The debate in the LCA about whether women may be pastors hinges on whether that is permitted in the New Testament. The question is whether the ordination of women is an adiaphoron or not.

What Christ and his apostles allow to be done is called an adiaphoron. That technical liturgical term comes from the Formula of Concord, Article 10, on “Ecclesiastical Practices That Are Called Adiaphora or Indifferent Things.” There adiaphora are defined as “ceremonies and ecclesiastical practices that are neither commanded nor forbidden in God’s Word”. Thus we do not decide whether to celebrate the Lord’s Supper or not. It is not an adiaphoron, because it has been commanded by Christ. But we may use musical instruments to accompany our songs even though we have not been instructed to do so. That is an adiaphoron. Thus what God has given for us to do in the divine service is distinguished from what we decide to do there. Whatever He institutes by His word He empowers by his Holy Spirit. If a practice is not instituted by God or consistent with His Word, we cannot be sure that it pleases Him, nor can we be certain that Holy Spirit is at work in it.

A key issue for us as Lutherans has been the teaching that by His Word the triune God has not only instituted the preaching of the gospel and the enactment of baptism and Holy Communion in the divine service but also the office of ministry for their right administration in the church.

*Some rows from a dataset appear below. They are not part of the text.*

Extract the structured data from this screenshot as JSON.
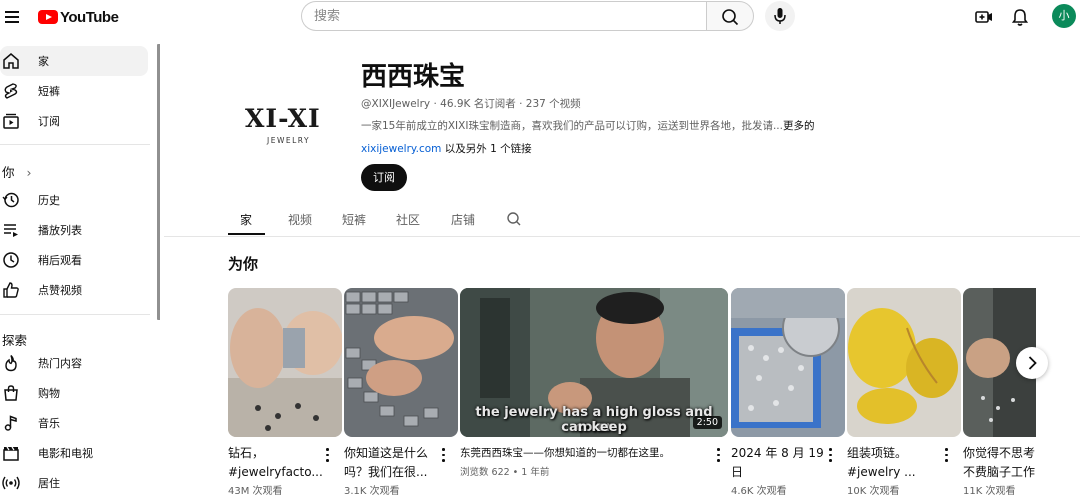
{
  "header": {
    "logo_text": "YouTube",
    "search_placeholder": "搜索",
    "avatar_letter": "小",
    "colors": {
      "brand_red": "#ff0000",
      "avatar_bg": "#0b8a5a",
      "link_blue": "#065fd4"
    }
  },
  "sidebar": {
    "items_top": [
      {
        "label": "家",
        "icon": "home-icon",
        "active": true
      },
      {
        "label": "短裤",
        "icon": "shorts-icon"
      },
      {
        "label": "订阅",
        "icon": "subscriptions-icon"
      }
    ],
    "you_heading": "你",
    "you_chevron": "›",
    "items_you": [
      {
        "label": "历史",
        "icon": "history-icon"
      },
      {
        "label": "播放列表",
        "icon": "playlist-icon"
      },
      {
        "label": "稍后观看",
        "icon": "watch-later-icon"
      },
      {
        "label": "点赞视频",
        "icon": "like-icon"
      }
    ],
    "explore_heading": "探索",
    "items_explore": [
      {
        "label": "热门内容",
        "icon": "trending-icon"
      },
      {
        "label": "购物",
        "icon": "shopping-icon"
      },
      {
        "label": "音乐",
        "icon": "music-icon"
      },
      {
        "label": "电影和电视",
        "icon": "movies-icon"
      },
      {
        "label": "居住",
        "icon": "live-icon"
      }
    ]
  },
  "channel": {
    "logo_wordmark": "XI-XI",
    "logo_subtext": "JEWELRY",
    "name": "西西珠宝",
    "handle": "@XIXIJewelry",
    "subscribers": "46.9K 名订阅者",
    "video_count": "237 个视频",
    "meta_separator": " · ",
    "description": "一家15年前成立的XIXI珠宝制造商，喜欢我们的产品可以订购，运送到世界各地，批发请...",
    "more_label": "更多的",
    "link_url": "xixijewelry.com",
    "link_suffix": " 以及另外 1 个链接",
    "subscribe_label": "订阅"
  },
  "tabs": [
    "家",
    "视频",
    "短裤",
    "社区",
    "店铺"
  ],
  "active_tab": 0,
  "section_title": "为你",
  "videos": [
    {
      "title_line1": "钻石，",
      "title_line2": "#jewelryfacto...",
      "meta": "43M 次观看"
    },
    {
      "title_line1": "你知道这是什么",
      "title_line2": "吗？我们在很...",
      "meta": "3.1K 次观看"
    },
    {
      "title_line1": "东莞西西珠宝——你想知道的一切都在这里。",
      "meta": "浏览数 622 • 1 年前",
      "duration": "2:50",
      "caption_line1": "the jewelry has a high gloss and color",
      "caption_line2": "can keep"
    },
    {
      "title_line1": "2024 年 8 月 19",
      "title_line2": "日",
      "meta": "4.6K 次观看"
    },
    {
      "title_line1": "组装项链。",
      "title_line2": "#jewelry ...",
      "meta": "10K 次观看"
    },
    {
      "title_line1": "你觉得不思考",
      "title_line2": "不费脑子工作",
      "meta": "11K 次观看"
    }
  ]
}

Those divinely instituted things provide what is absolutely essential to our worship. Wherever they are faithfully done we can be sure that the triune God delivers His blessings to us. Wherever they are replaced by what God has not commanded we cannot be sure that we receive His good gifts.

Both sides in the debate agree that Christ has instituted the ministry of the gospel. They also agree that He appointed men to that ministry, beginning with the apostles and continuing with their successors in ministry. But they disagree on whether he now too appoints women to serve as pastors.

On the one hand, those who oppose the ordination of women argue that this is not an adiaphoron, an open question, since it is forbidden by the Lord Jesus and his apostles in 1 Corinthians 14:33b-38 and I Timothy 2:11-14. It is therefore not a matter for the church to determine as it seems best in a particular time and place. It has been decided by Christ; it is his command (1 Cor 14:37). That settles the matter. No compromises can be made on that issue without disobeying Christ’s command and so violating the conscience. The conscience of God’s people is bound by that command.

On the other hand, those who advocate the ordination of women argue that it is an adiaphoron, something permitted by God, something that has not been forbidden or only temporally forbidden in those two passages. Yet that clearly contradicts what is said in them, since Paul claims that “it is not permitted for them (women) to speak” (1 Cor 14:34) and adds: “I do not permit a woman to teach or to exercise authority over a man” (1 Tim 2:12). What’s more, even if those texts did not forbid the ordination of women, there are no texts that actually instruct the church to ordain women. That is what would be needed to trump the traditional teaching and ecumenical practice of the whole church on this until modern times. An uncertain and disputed teaching based on human authority cannot provide a certain foundation for such a radical change. Without a certain scriptural foundation, a clear divine mandate, we could never be sure that God was pleased with the ministry of women as pastors in the LCA. We, therefore, like the man in Matthew 7:24-27 who built his house on a rock, would be wise to base our teaching and practice on Christ’s word rather than our own opinions.